Sequencing the genome of single cells gives insight into issues such as cell-to-cell heterogeneity and genome instability. Key to single-cell sequencing techniques are whole-genome amplification (WGA) methods that provide sufficient DNA for next-generation sequencing. Current WGA methods have been hampered by low accuracy and spatial resolution of gene copy numbers and by low amplification fidelity. Chen et al. report an improved single-cell WGA method, Linear Amplification via Transposon Insertion (LIANTI). The DNA is randomly fragmented by Tn5 transposition of a transposon that includes a T7 promoter, which allows linear amplification. The authors used the method to determine the spectrum of single-nucleotide variations in a single human cell after ultraviolet radiation.
Science, this issue p. 189

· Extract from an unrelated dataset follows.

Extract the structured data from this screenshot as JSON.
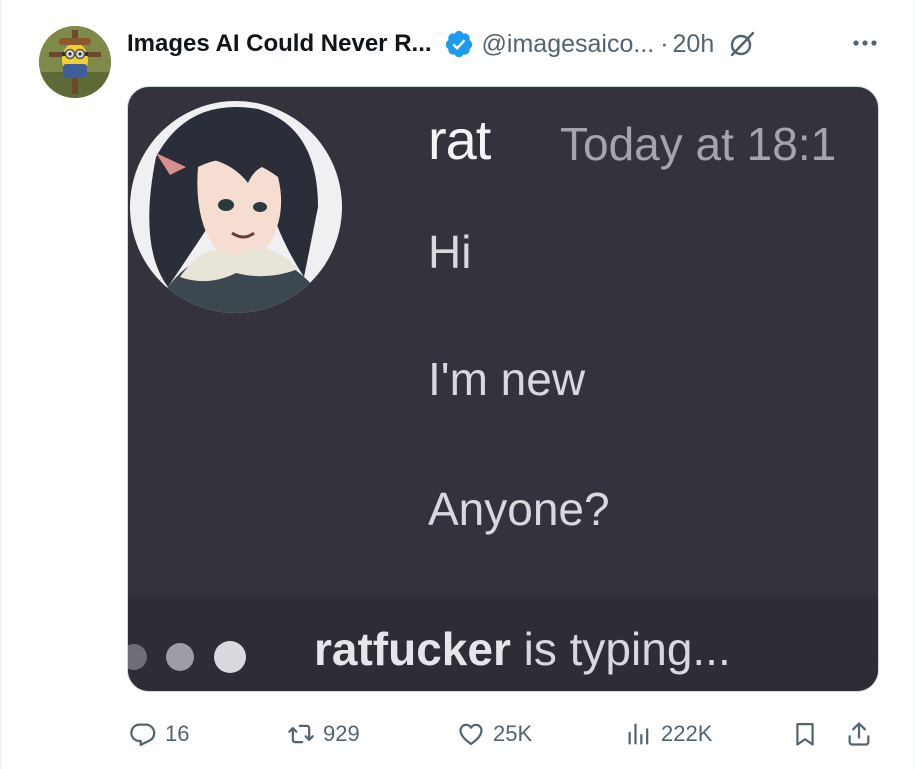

Single-cell genomics is important for biology and medicine. However, current whole-genome amplification (WGA) methods are limited by low accuracy of copy-number variation (CNV) detection and low amplification fidelity. Here we report an improved single-cell WGA method, Linear Amplification via Transposon Insertion (LIANTI), which outperforms existing methods, enabling micro-CNV detection with kilobase resolution. This allowed direct observation of stochastic firing of DNA replication origins, which differs from cell to cell. We also show that the predominant cytosine-to-thymine mutations observed in single-cell genomics often arise from the artifact of cytosine deamination upon cell lysis. However, identifying single-nucleotide variations (SNVs) can be accomplished by sequencing kindred cells. We determined the spectrum of SNVs in a single human cell after ultraviolet radiation, revealing their nonrandom genome-wide distribution.